Behavioral data: This is the grouping that can be on the basis of how much your product is being used/consumed by the customer. Hence, the usage frequency is considered an integral part of behavioral segmentation. If you have not done already, start collecting behavioral data today.
Experiential Data: This is the qualitative aspect of data that shows “Why” your customers are using your product today. This is accomplished by talking to your current customers from the above cohorts and through customer success teams.
The two big goals of studying your current users are:
I promise this is the last of the key principles. As it is with every other strategy or framework, Personas aren’t a one size fits all. Different types of companies at different phases use different styles of personas, and even different teams within a company use and refer to personas differently. Primarily understanding the different terms helps us avoid analysis paralysis.
Personas for companies:
B2B SaaS and marketing teams focus on what is generally considered a Buyer’s persona. As enterprises the first level of growth is finding and impressing upon the buyer of the software product, understanding the buying environment, behavior and triggers become key to close and growth rates.
B2C and Design teams focus on User Personas. The key lever of growth for consumer companies tends to lie in user growth and adoption. The same applies to success of the product’s design i.e. success of a design team. This leads them to think towards the needs and behaviors of the archetypal user to better cater to their needs.
User segments, or customer profile, although rare in today’s product-driven world, they were commonly found in sales-driven organizations of the yore. Often, the term Persona is used interchangeably with Customer Profile. So, what’s the difference between a Customer Profile and Personas? The difference between the two terms is the Customer Profile is a shallow version of a persona. It mostly consists of demographic data accumulated from market research. The conclusion from that research is a particular group of people you know want, and can afford, your product or service. Personas however go deeper into Jobs to be done, emotional needs, motivations, goals. Hence, this style is not recommended for organizations that crave high growth.

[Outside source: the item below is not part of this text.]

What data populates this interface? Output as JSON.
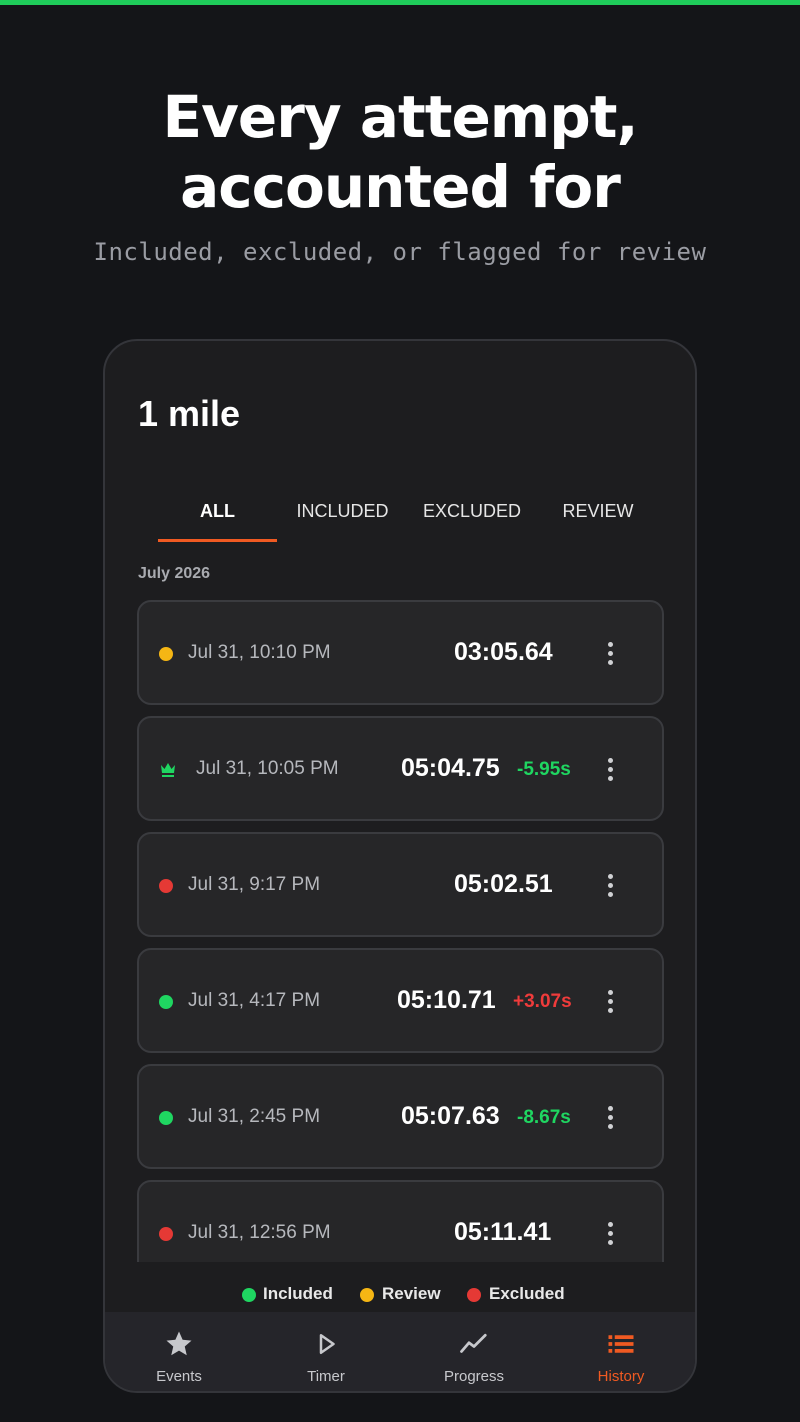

With the above in mind, we at Accel’s venture development team have been co-developing a hybrid framework with fast-growing startups which we endearingly call: The spiral model. We will demystify and see how to construct these rich personas for your product in future posts as part of our personas playbook.
Growth is possible only when we have relentless repeatability. Prioritized focus on scalable process, measurement, and fine-tuning of every step leads to predictable growth. — Shekar Kirani, Investor, Accel
In conclusion, the fastest way towards growth is by sharpening your tools and making it repeatable. By building a deep understanding of customers through personas will provide meaningful repeatability that you and your teams can use to assess your product development against. Constructing personas will help you ask the right questions and answer those questions which drive 3 outcomes that are essential for High Growth:
1) Lightweight clear thinking
2) High-velocity decision making
3) High-quality prioritization
Need help building Personas to fuel growth? Follow our series on the topic.
If you are an #AccelIndia founder experiencing high growth and feel the need to build personas, please reach out to our venture development team at:firstname.lastname@example.org .